In this week’s episode of “Walk the Dark Street” we return to the Age of Classic Noir with the 1946 Bogey and Bacall vehicle, directed by Howard Hawks and with a screenplay written by none other than William Faulkner, adapted from a Raymond Chandler novel. Faulkner, later legendary for his simple, clear-cut storytelling and basic, almost child-like use of language is the perfect person to adapt this painfully easy to follow story about a simple family, a simple mystery and I’m simply lying to you. This film is not easy to follow and is less of a whodunit than it is a “why is my forehead throbbing now that the movie’s over?” sort of film. Sure, the cast is amazing, Howard Hawks’ direction is slick, tight, and speedy but is that enough to overcome a, um, SLIGHTLY convoluted plot that ends up with more holes in it than a . . . thing with a lot of holes? I believe I’ve mentioned that I’m not good at these noir similes, haven’t I? Well, give a listen, and see if this is muddled mess or the sort of movie where you don’t really know what’s happening but you just don’t care? I’ll be over here with my Big Book of Film Noir Similes so maybe I’ll have a handle on it by the end of this series.
Poll question: when you watch a mystery or thriller, do you prefer to try to figure out whodunit in advance or do you like to just let the story carry you along?
“Hey, man, you know what they call Max, Mike; Movies in France?”
“No. What do they call it?”
“They call it Le Max, Mike; Cinéma.”
“That’s cool. What do they call ‘Walk the Dark Street’ in France’?”
“That’d be “Marcher Dans La Rue Sombre. “
“Cool. Cool. Is that because they use the metric system?”
“What? No! How does that make any sense? Well, you’ve ruined it now.”
As you may have surmised, this week’s potential example of film noir comes from the land of 400 cheeses, Peugeots, and dressing: France, what with it being French and all. So, it’s French, it’s in color, and did we mention it’s not in English? Is this film actually film noir or, is it, as the French would say . . . um, film noir? Huh . . . Give le listen and findez-vous out!

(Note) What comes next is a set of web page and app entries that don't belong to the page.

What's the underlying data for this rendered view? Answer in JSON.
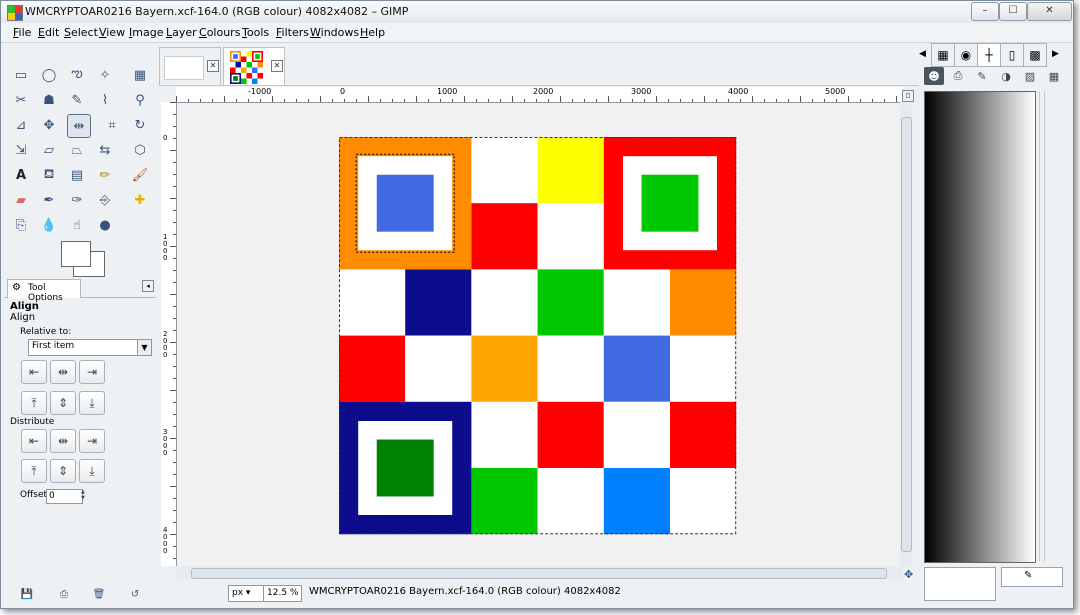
{
  "window": {
    "title": "WMCRYPTOAR0216 Bayern.xcf-164.0 (RGB colour) 4082x4082 – GIMP",
    "controls": {
      "minimize": "–",
      "maximize": "☐",
      "close": "✕"
    }
  },
  "menu": [
    {
      "u": "F",
      "rest": "ile"
    },
    {
      "u": "E",
      "rest": "dit"
    },
    {
      "u": "S",
      "rest": "elect"
    },
    {
      "u": "V",
      "rest": "iew"
    },
    {
      "u": "I",
      "rest": "mage"
    },
    {
      "u": "L",
      "rest": "ayer"
    },
    {
      "u": "C",
      "rest": "olours"
    },
    {
      "u": "T",
      "rest": "ools"
    },
    {
      "u": "F",
      "rest": "ilters"
    },
    {
      "u": "W",
      "rest": "indows"
    },
    {
      "u": "H",
      "rest": "elp"
    }
  ],
  "tool_options": {
    "tab_label": "Tool Options",
    "tool_name": "Align",
    "section_align": "Align",
    "relative_to_label": "Relative to:",
    "relative_to_value": "First item",
    "distribute_label": "Distribute",
    "offset_label": "Offset:",
    "offset_value": "0"
  },
  "rulers": {
    "horizontal": [
      "-1000",
      "0",
      "1000",
      "2000",
      "3000",
      "4000",
      "5000"
    ],
    "vertical": [
      "0",
      "1000",
      "2000",
      "3000",
      "4000"
    ]
  },
  "statusbar": {
    "unit": "px",
    "zoom": "12.5 %",
    "message": "WMCRYPTOAR0216 Bayern.xcf-164.0 (RGB colour) 4082x4082"
  },
  "colors": {
    "orange": "#ff8c00",
    "light_orange": "#ffa500",
    "yellow": "#ffff00",
    "red": "#ff0000",
    "green": "#00c800",
    "dark_green": "#008000",
    "navy": "#0c0c8c",
    "blue": "#4169e1",
    "azure": "#0080ff",
    "white": "#ffffff"
  },
  "image_grid": [
    [
      "orange-square",
      "orange-square",
      "white",
      "yellow",
      "red-square",
      "red-square"
    ],
    [
      "orange-square",
      "orange-square",
      "red",
      "white",
      "red-square",
      "red-square"
    ],
    [
      "white",
      "navy",
      "white",
      "green",
      "white",
      "orange"
    ],
    [
      "red",
      "white",
      "light_orange",
      "white",
      "blue",
      "white"
    ],
    [
      "navy-square",
      "navy-square",
      "white",
      "red",
      "white",
      "red"
    ],
    [
      "navy-square",
      "navy-square",
      "green",
      "white",
      "azure",
      "white"
    ]
  ],
  "corner_squares": [
    {
      "outer": "orange",
      "inner": "blue",
      "row": 0,
      "col": 0
    },
    {
      "outer": "red",
      "inner": "green",
      "row": 0,
      "col": 4
    },
    {
      "outer": "navy",
      "inner": "dark_green",
      "row": 4,
      "col": 0
    }
  ]
}
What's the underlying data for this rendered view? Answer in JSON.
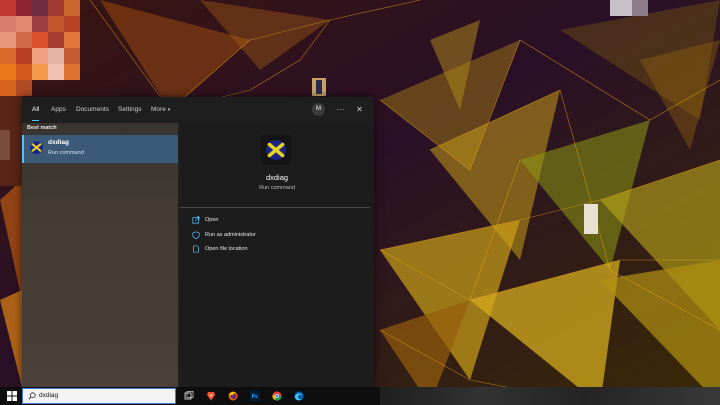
{
  "search_panel": {
    "filters": [
      "All",
      "Apps",
      "Documents",
      "Settings",
      "More"
    ],
    "more_caret": "▾",
    "account_initial": "M",
    "options_icon": "···",
    "close_icon": "✕",
    "section_title": "Best match",
    "result": {
      "name": "dxdiag",
      "type": "Run command",
      "icon": "directx-icon"
    },
    "detail": {
      "name": "dxdiag",
      "type": "Run command"
    },
    "actions": [
      {
        "label": "Open",
        "icon": "open-icon"
      },
      {
        "label": "Run as administrator",
        "icon": "shield-icon"
      },
      {
        "label": "Open file location",
        "icon": "file-location-icon"
      }
    ]
  },
  "taskbar": {
    "search_value": "dxdiag",
    "pinned_apps": [
      "task-view-icon",
      "brave-icon",
      "firefox-icon",
      "photoshop-icon",
      "chrome-icon",
      "edge-icon"
    ]
  },
  "colors": {
    "accent": "#4cc2ff",
    "panel_bg": "#202020",
    "selected_bg": "#3a5a78"
  }
}
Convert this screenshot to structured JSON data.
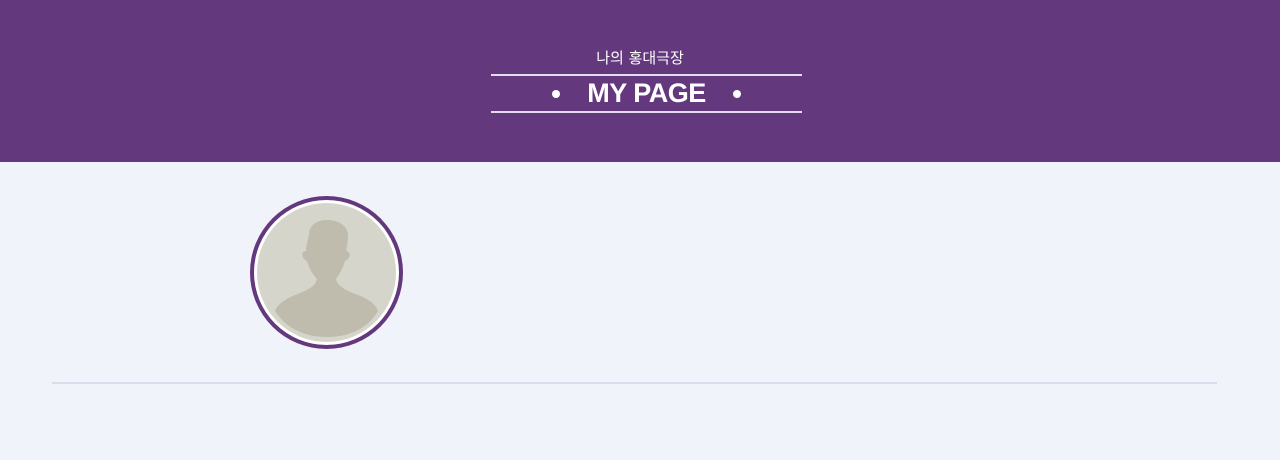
{
  "header": {
    "subtitle": "나의 홍대극장",
    "title": "MY PAGE"
  },
  "profile": {
    "avatar_icon": "default-user-silhouette-icon"
  },
  "colors": {
    "brand": "#64387c",
    "background": "#f1f3fb",
    "avatar_bg": "#d6d5cb",
    "avatar_silhouette": "#bfbcae"
  }
}
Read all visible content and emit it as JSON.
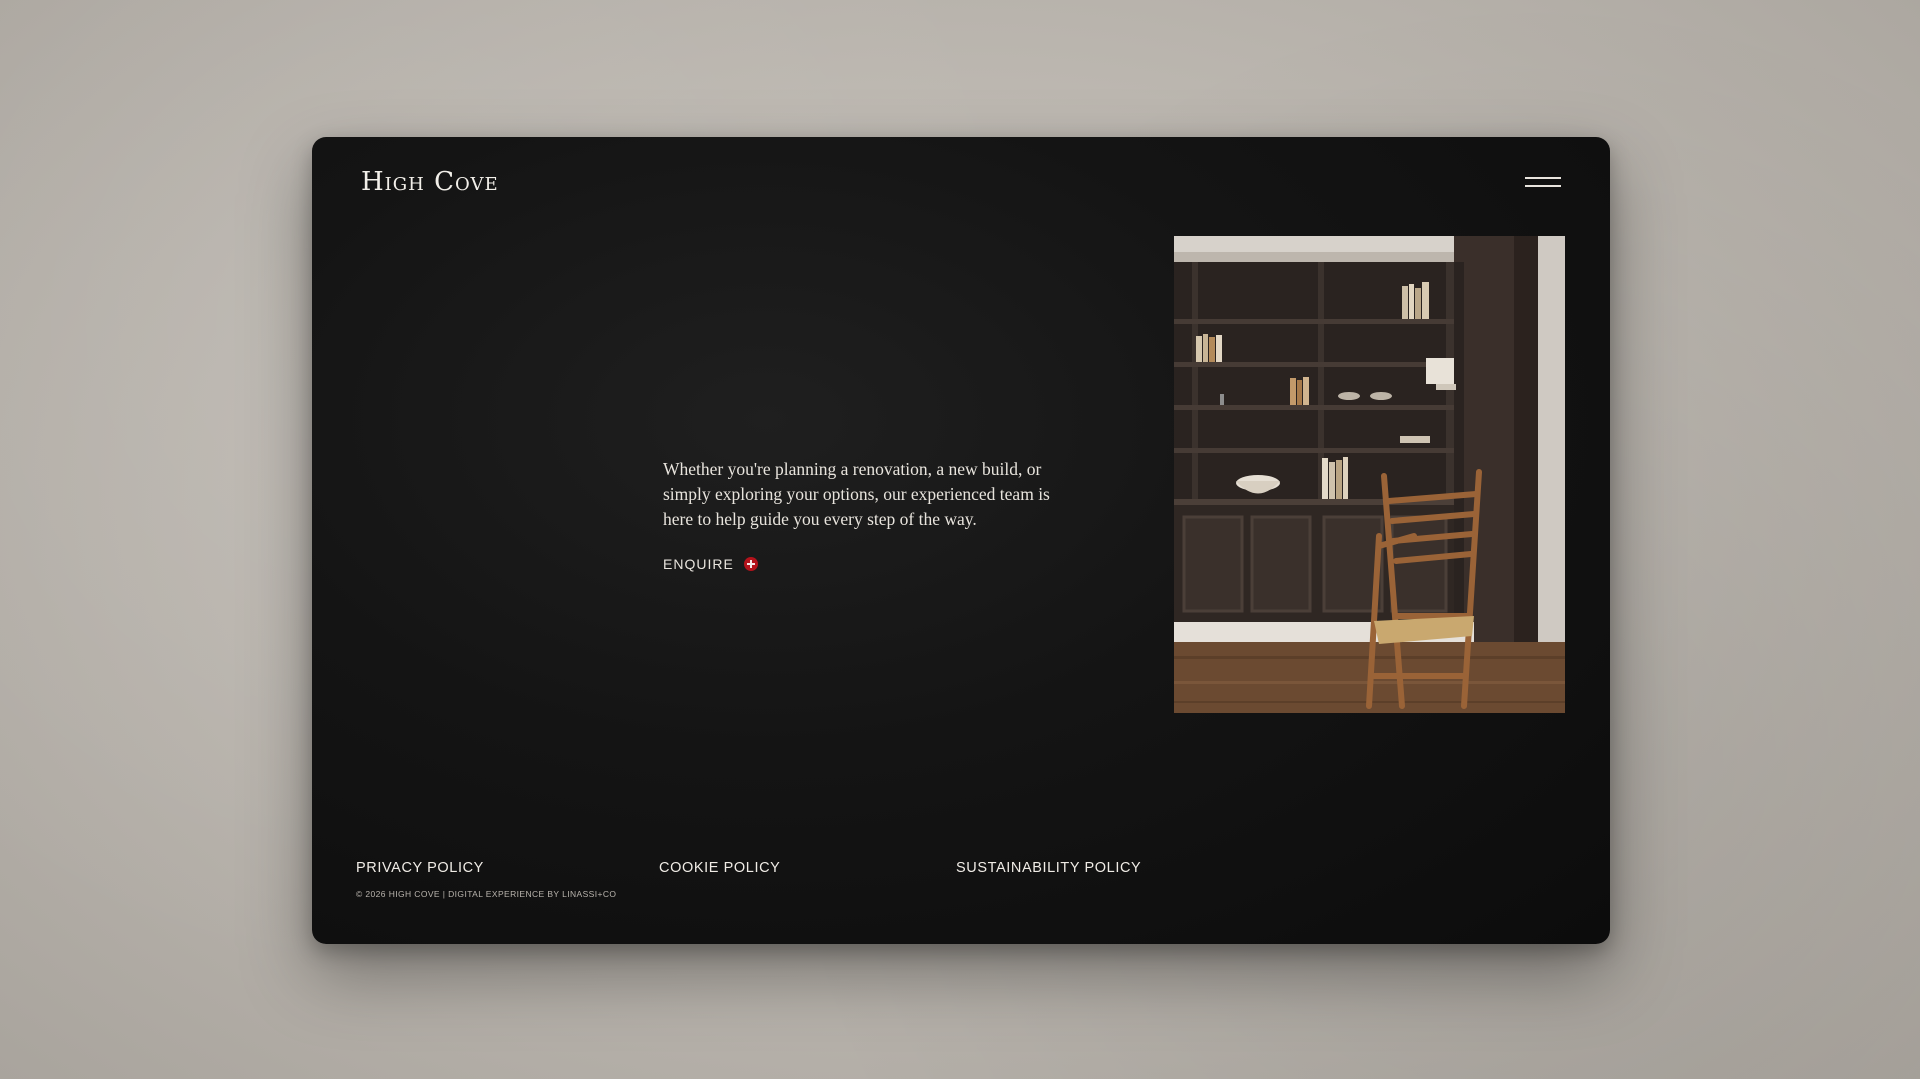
{
  "brand": {
    "logo_text": "High Cove"
  },
  "header": {
    "menu_icon": "hamburger-menu-icon"
  },
  "intro": {
    "text": "Whether you're planning a renovation, a new build, or simply exploring your options, our experienced team is here to help guide you every step of the way.",
    "cta_label": "ENQUIRE",
    "cta_icon": "plus-circle-icon",
    "cta_icon_color": "#b3121b"
  },
  "hero_image": {
    "subject": "dark built-in bookshelves with cabinets and a rush-seat wooden chair"
  },
  "footer": {
    "links": [
      {
        "label": "PRIVACY POLICY"
      },
      {
        "label": "COOKIE POLICY"
      },
      {
        "label": "SUSTAINABILITY POLICY"
      }
    ],
    "copyright": "© 2026 HIGH COVE | DIGITAL EXPERIENCE BY LINASSI+CO"
  },
  "colors": {
    "page_background": "#c2bdb6",
    "panel_background": "#141414",
    "text_light": "#e8e4dd",
    "accent": "#b3121b"
  }
}
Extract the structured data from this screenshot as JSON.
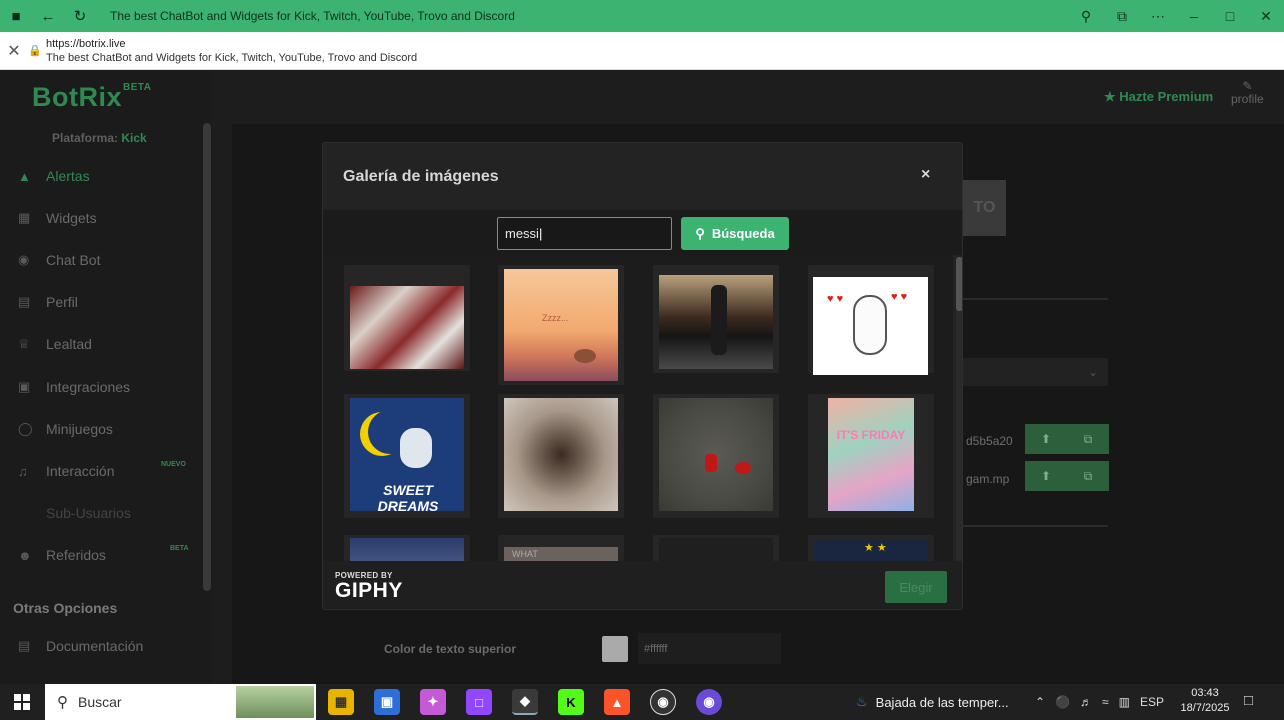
{
  "browser": {
    "title": "The best ChatBot and Widgets for Kick, Twitch, YouTube, Trovo and Discord",
    "url": "https://botrix.live",
    "page_title": "The best ChatBot and Widgets for Kick, Twitch, YouTube, Trovo and Discord"
  },
  "sidebar": {
    "logo": "BotRix",
    "logo_badge": "BETA",
    "platform_label": "Plataforma:",
    "platform_value": "Kick",
    "items": [
      {
        "label": "Alertas",
        "icon": "warning-icon"
      },
      {
        "label": "Widgets",
        "icon": "grid-icon"
      },
      {
        "label": "Chat Bot",
        "icon": "robot-icon"
      },
      {
        "label": "Perfil",
        "icon": "id-card-icon"
      },
      {
        "label": "Lealtad",
        "icon": "trophy-icon"
      },
      {
        "label": "Integraciones",
        "icon": "integrations-icon"
      },
      {
        "label": "Minijuegos",
        "icon": "gamepad-icon"
      },
      {
        "label": "Interacción",
        "icon": "music-icon",
        "badge": "NUEVO"
      },
      {
        "label": "Sub-Usuarios",
        "icon": "none"
      },
      {
        "label": "Referidos",
        "icon": "users-icon",
        "badge": "BETA"
      }
    ],
    "section_other": "Otras Opciones",
    "doc_item": "Documentación"
  },
  "header": {
    "premium": "Hazte Premium",
    "profile": "profile"
  },
  "background": {
    "hash_1": "d5b5a20",
    "file_2": "gam.mp",
    "color_label": "Color de texto superior",
    "color_value": "#ffffff",
    "color_swatch": "#aaaaaa"
  },
  "modal": {
    "title": "Galería de imágenes",
    "close": "×",
    "search_value": "messi",
    "search_button": "Búsqueda",
    "powered_by": "POWERED BY",
    "giphy": "GIPHY",
    "choose_button": "Elegir",
    "gifs": [
      {
        "desc": "stadium crowd celebrating"
      },
      {
        "desc": "Zzzz... sleeping at sunset",
        "caption": "Zzzz..."
      },
      {
        "desc": "player walking on grid"
      },
      {
        "desc": "bunny with hearts"
      },
      {
        "desc": "Sweet Dreams moon",
        "caption": "SWEET DREAMS"
      },
      {
        "desc": "alpaca closeup"
      },
      {
        "desc": "small toy figure"
      },
      {
        "desc": "It's Friday neon",
        "caption": "IT'S FRIDAY"
      },
      {
        "desc": "people in crowd"
      },
      {
        "desc": "What text",
        "caption": "WHAT"
      },
      {
        "desc": "dark frame"
      },
      {
        "desc": "night sky stars"
      }
    ]
  },
  "taskbar": {
    "search_placeholder": "Buscar",
    "weather": "Bajada de las temper...",
    "lang": "ESP",
    "time": "03:43",
    "date": "18/7/2025"
  }
}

Poll question: what is your favorite foreign film?
And we’re back, walking the dark street with our series “Walk the Dark Street.” Works out rather nicely, doesn’t it? This week our subject is a 70’s take on that classic Raymond Chandler character Phillip Marlowe in Robert Altman’s film version of “The Long Goodbye.” This one’s a little different folks; for one thing, it’s in color, which is an issue in and of itself (see the poll question below). For another, the hard-bitten, hard-drinking, razor sharp detective, so ably portrayed before by Humphrey Bogart, is now played by . . . Elliott Gould? Sure, that tracks. Natural progression, going from Bogey to Gould to Robert Mitchum (1975, “Farewell My Lovely”). I mean . . . at least they’re in correct alphabetical order? So this one is a poser, most dear and impeccably dressed listeners: can a noir film work with such an odd choice for Marlowe, and in color no less? Do please consider: this movie does have a cat in it, and it’s kind of surprising who plays the feline part. And a future governor of California makes an uncredited, non-speaking appearance, so we’re in for some interesting weather. Give a listen and see what we thought!
Poll question: do you think film noir works better with black-and-white movies or does color not make a difference?
This dame was trouble. I could tell. Those big, brown eyes, so innocent, eyes that said “trust me, I won’t stab you in the back.” Right. I’d heard that before and I had the scars on my trapezius to prove it. She tossed her long mane of hair aside and crossed her long, gorgeous legs, all four of them. I sat back and . . . four? Mane? BUMPY?! How did you even fit in the dress?! And lipstick? Ponies don’t have lips! Get out of my office!
Welcome to a brand new, shiny series! Well, it’s not shiny or new. It’s dark and bleak and gritty and the sun never shines. It’s “Walk the Dark Street,” our series on film noir, that noir-y-est of all film styles. We’re leading off with “Sunset Boulevard.” Sure, it’s not a detective story but it’s dark, cynical, world-weary, and it’s got a dead monkey in it: all the ingredients for a noir film. Join us, won’t you? You’re ready for your close-up, aren’t you?